Also, where the fuck is Tuxedo Kamen? Move it, cape-face.
Some actually great tactics are used to get the Droid to use her time-powers again. The team are ready to hit her with a Sailor Planet Attack (sort of their only back-up plan), but first it’s up to poor little 7-year-old still-wets-the-bed Chibi-Usa to act as bait.
I LOVE this plan.
Chibi-Usa looks like a complete lunatic as she rushes Ryuakusu. The Droid is merely amused at this bizarre kamikaze attack, but Chibi-Usa has an ace up her sleeves…
She shoots the Droid with another slingshot attack, but this time combines it with the innate super-powers she has for some reason and smacks her in the face. Nice shot! Seriously though, where did this come from?
In retaliation, the Droid directs her powers at Chibi-Usa, whom is saved by a (LATE) Tuxedo Kamen. Seriously dude, did you need to take a shit behind a time-bush or something? You’re SO late.
The Sailor Senshi unleash a Sailor Planet Attack on poorRyuakusu, and it looks great today! Has a lot more flavour then the last time they used it.
There’s a bunch of self-congratulating, but don’t get too happy guys…
When the door to the future opens, the very worst is confirmed: Crystal Tokyo is a dead city, as desolate as it was in Chibi-Usa’s dreams.
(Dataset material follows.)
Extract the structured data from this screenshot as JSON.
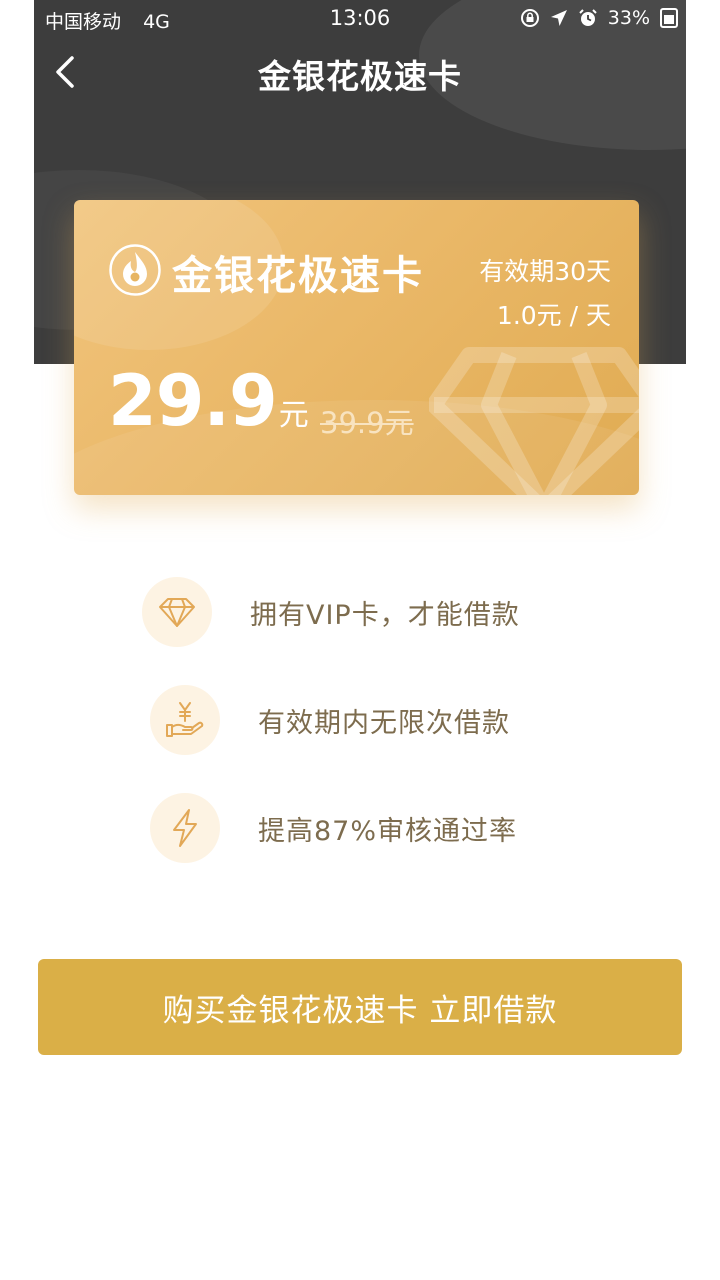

A great end. This is what all the colour palettes and foreshadowing and themes of death and its inevitability has been leading up to. This is good writing, and an excellent episode. I can’t say that the last 3rd was the most thrilling, but there was so much subtle stuff here today.
Not the shiniest, loudest or most dramatic episode, but I think that it deserves a 5/5 for all the setting up it does, not only for this series, but for the next, too.
The next one is great too…
Episode Score: 5/5 (Word Count over 3000. Jesus.)
Monster Score: 4/5 (Threatening, powerful, without flair but with an insidious malice I liked.)
Sailor Pluto Bad-Ass Score: 82%